Just asking… #8 – Conflicting German laws

As you might or might not know, in Germany it is illegal to stretch your arm into a certain forward and slightly upward position (for those who have no idea what I am talking about: Google the terms “Germany” and “1930s”). Another set of laws regulate the way you need to behave when taking part in traffic on public roads. One of those rules makes it mandatory for cyclists, for example at crossroads, to indicate which direction they want to go by stretching out their arm in the direction they are heading. No problem so far.

But please take a close look at the crossroad in this picture.

When cycling back from the office I have to go straight ahead (where the pedestrian is crossing the road), but as you can see from the traffic sign, that is not a simple continuation of the direction I am travelling, but rather a change of direction. So I need to indicate this by stretching my arm in that direction. But would that then not be a violation of the other law? Just asking…

Local Guide Best Practice: Find the right category

[This is one of a series of articles originally published on Local Guides Connect]

I did not intend to publish this tip, as it was something which also happened to me, and I felt really silly when I figured out what the solution was. But a few days ago there was a question on the forum from someone facing exactly the same problem. So I will confess to it after all.

When you add a new point of interest, one of the mandatory fields is ‘category’. You can’t submit the information unless you add something in that field. And obviously you want to add the best fitting category. But the problem seems to be that the list you get presented to choose from is quite short and only contains some general categories (Restaurant, School, Bank, etc). Some very basic things like ‘Hair salon’ or ‘Accountant’ are simply not listed!

This was an easy one – and in the “default” list: bank

If you’re at this point, you have made the invalid assumption that the categories in that list are the only ones you can choose from. You should really only look at them as a kind of frequently used categories that are shown as examples. In reality you can access almost 4.000 different categories (or 3.000 in most other languages). The only thing you need to do is start typing the name of what you are looking for. In the hair salon example, typing ‘hair’ will certainly show you the category you are looking for. Yes, it is that easy.

The original article can be found here

 

Disclaimer: the practices described here as best practice are my personal interpretation, and I don’t claim any level of official endorsement.

Just asking… #7 – Tattoos

Photo by terg on Pixabay

Just to make sure there is no misunderstanding: that is NOT a picture of me without a shirt.

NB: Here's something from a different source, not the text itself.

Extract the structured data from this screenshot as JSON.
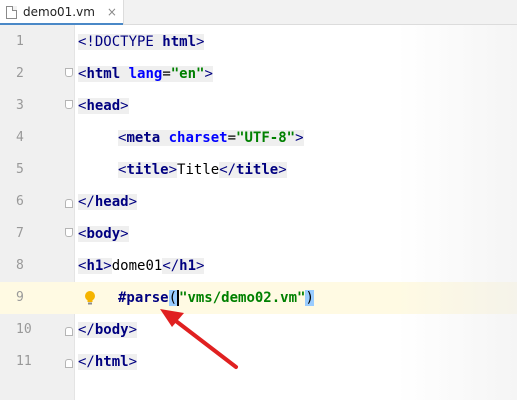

I don’t have any tattoos. Never will have one either. It’s not that I have anything against people who have tattoos – as the saying goes: it’s a free world – but I simply fail to see any reason to get one (the free world argument obviously also counts for me).

If I see, however, how abundant tattoos have become in recent years, and if I combine that with the age old concept of generation conflict, a question raises. Given the fact that children often have the tendency to rebel against their parents, and given the fact that this rebellion often takes the form of those children doing exactly the opposite of their parents, I wonder: how long will this abundant tattooing stick around? Won’t their soon be a generation that will refuse to get any tattoos simply because mom/dad has plenty of them?

Or in other words: when will tattoos be considered to be something “for old people”? Just asking…

Local Guide Best Practice: Filtering ‘Check the facts’

[This is one of a series of articles originally published on Local Guides Connect]

For a lot of people, this tip will be of little value, as they have figured it out for themselves, but to some it still might be new: when using the mobile version of ‘Check the facts’ you can filter the type of facts you get presented for checking.

At the top of the screen, there are 2 lines with bullets (or icons if you prefer that term) – the top one represents the types of points of interest (food-related, culture-related, etc.), the bottom one represents the type of facts that Continue reading